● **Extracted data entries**
#####

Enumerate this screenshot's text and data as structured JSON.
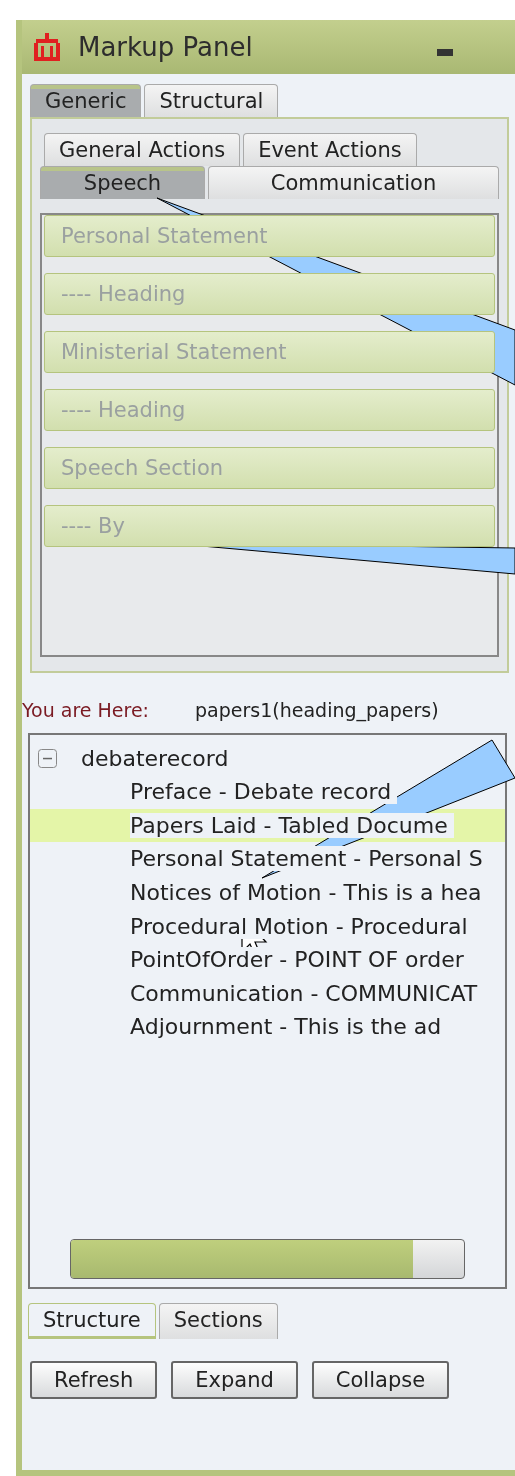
{
  "window": {
    "title": "Markup Panel"
  },
  "tabs": [
    {
      "label": "Generic",
      "selected": true
    },
    {
      "label": "Structural",
      "selected": false
    }
  ],
  "action_tabs": [
    {
      "label": "General Actions",
      "selected": false
    },
    {
      "label": "Event Actions",
      "selected": false
    }
  ],
  "element_tabs": [
    {
      "label": "Speech",
      "selected": true
    },
    {
      "label": "Communication",
      "selected": false
    }
  ],
  "element_buttons": [
    {
      "label": "Personal Statement",
      "disabled": true
    },
    {
      "label": "---- Heading",
      "disabled": true
    },
    {
      "label": "Ministerial Statement",
      "disabled": true
    },
    {
      "label": "---- Heading",
      "disabled": true
    },
    {
      "label": "Speech Section",
      "disabled": true
    },
    {
      "label": "---- By",
      "disabled": true
    }
  ],
  "location": {
    "label": "You are Here:",
    "value": "papers1(heading_papers)"
  },
  "tree": {
    "label": "debaterecord",
    "expanded": true,
    "children": [
      {
        "label": "Preface - Debate record",
        "selected": false
      },
      {
        "label": "Papers Laid - Tabled Docume",
        "selected": true
      },
      {
        "label": "Personal Statement - Personal S",
        "selected": false
      },
      {
        "label": "Notices of Motion - This is a hea",
        "selected": false
      },
      {
        "label": "Procedural Motion - Procedural",
        "selected": false
      },
      {
        "label": "PointOfOrder - POINT OF order",
        "selected": false
      },
      {
        "label": "Communication - COMMUNICAT",
        "selected": false
      },
      {
        "label": "Adjournment - This is the ad",
        "selected": false
      }
    ]
  },
  "bottom_tabs": [
    {
      "label": "Structure",
      "selected": true
    },
    {
      "label": "Sections",
      "selected": false
    }
  ],
  "buttons": [
    "Refresh",
    "Expand",
    "Collapse"
  ]
}
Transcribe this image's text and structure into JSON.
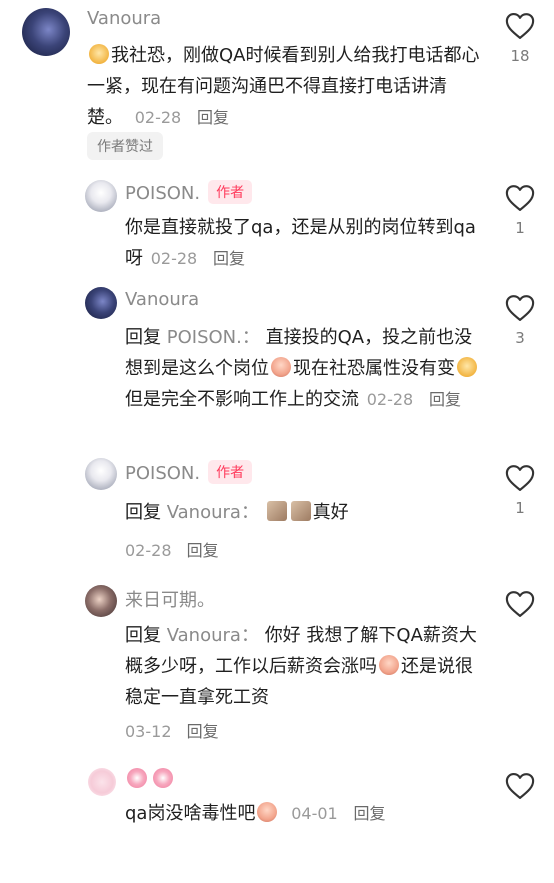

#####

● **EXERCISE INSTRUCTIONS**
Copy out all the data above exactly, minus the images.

● **OUTPUT**
Enumerate this screenshot's text and data as structured JSON.
{
  "window": {
    "title": "Markup Panel"
  },
  "tabs": [
    {
      "label": "Generic",
      "selected": true
    },
    {
      "label": "Structural",
      "selected": false
    }
  ],
  "action_tabs": [
    {
      "label": "General Actions",
      "selected": false
    },
    {
      "label": "Event Actions",
      "selected": false
    }
  ],
  "element_tabs": [
    {
      "label": "Speech",
      "selected": true
    },
    {
      "label": "Communication",
      "selected": false
    }
  ],
  "element_buttons": [
    {
      "label": "Personal Statement",
      "disabled": true
    },
    {
      "label": "---- Heading",
      "disabled": true
    },
    {
      "label": "Ministerial Statement",
      "disabled": true
    },
    {
      "label": "---- Heading",
      "disabled": true
    },
    {
      "label": "Speech Section",
      "disabled": true
    },
    {
      "label": "---- By",
      "disabled": true
    }
  ],
  "location": {
    "label": "You are Here:",
    "value": "papers1(heading_papers)"
  },
  "tree": {
    "label": "debaterecord",
    "expanded": true,
    "children": [
      {
        "label": "Preface - Debate record",
        "selected": false
      },
      {
        "label": "Papers Laid - Tabled Docume",
        "selected": true
      },
      {
        "label": "Personal Statement - Personal S",
        "selected": false
      },
      {
        "label": "Notices of Motion - This is a hea",
        "selected": false
      },
      {
        "label": "Procedural Motion - Procedural",
        "selected": false
      },
      {
        "label": "PointOfOrder - POINT OF order",
        "selected": false
      },
      {
        "label": "Communication - COMMUNICAT",
        "selected": false
      },
      {
        "label": "Adjournment - This is the ad",
        "selected": false
      }
    ]
  },
  "bottom_tabs": [
    {
      "label": "Structure",
      "selected": true
    },
    {
      "label": "Sections",
      "selected": false
    }
  ],
  "buttons": [
    "Refresh",
    "Expand",
    "Collapse"
  ]
}
Transcribe this image's text and structure into JSON.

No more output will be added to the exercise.